At least 99 people were injured when an Argentine commuter train slammed into the same Buenos Aires station where 51 people were killed in a similar crash last year.
Railway officials said the train failed to stop as it arrived at the Once station, crashing through the protective buffers and slamming into a retaining wall.
"Suddenly the train wasn't stopping. It came off the rails and crashed into the ceiling, which stopped it. Then an impressive cloud of smoke came out," hot-dog vendor Maxi Jaquet told the Associated Press.
"We ran and began to help."
Angry passengers quickly gathered and shouted "murderer, murderer!" at the injured driver before he was taken away by police and hospitalized.
Argentina's security chief Sergio Berni told local television that "there are no fatalities for now"and that five people had broken bones.
Jorge Ramirez, a chef who was on the train, told AP that the accident was "a tragedy".
"I saw people hurt, shouting, others thrown on the floor. The people in the first wagon ended up piled on top of each other," he said.
Buenos Aires has been plagued by rail accidents in recent years.
In addition to last February's deadly collision, there have been numerous incidents, including a serious collision in June of this year, when a speeding commuter train slammed into another train that had stopped between stations, killing three people and injuring more than 300.
Authorities said it was fortunate that, unlike the earlier major mishaps, Saturday's crash did not happen on a busy weekday, and that the train was only partially full.

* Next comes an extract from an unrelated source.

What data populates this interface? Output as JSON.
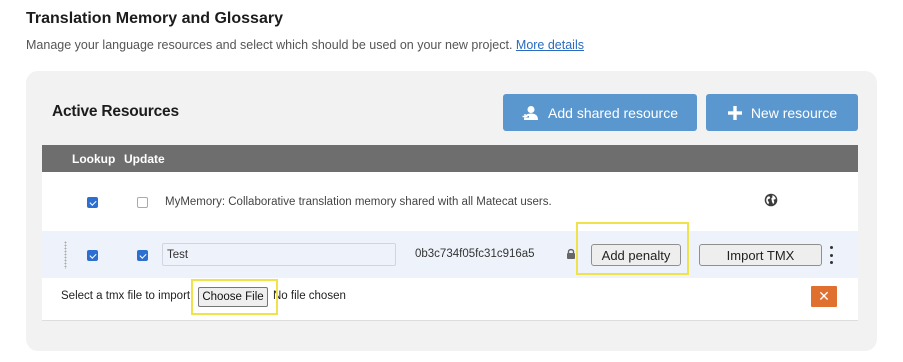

Argentina has tried to ramp up oversight of its problem-plagued train system since last year's deadly train collision.
And, after June's deadly collision, officials put surveillance cameras in conductors' cabs.
The increased surveillance has already revealed some acts of negligence by railway personnel, officials said in July.
Transport Minister Florencio Randazzo said video images taken from the surveillance cameras showed drivers nodding off, on the phone or reading, sometimes with their hands off the controls altogether.
Agence France-Presse contributed to this report.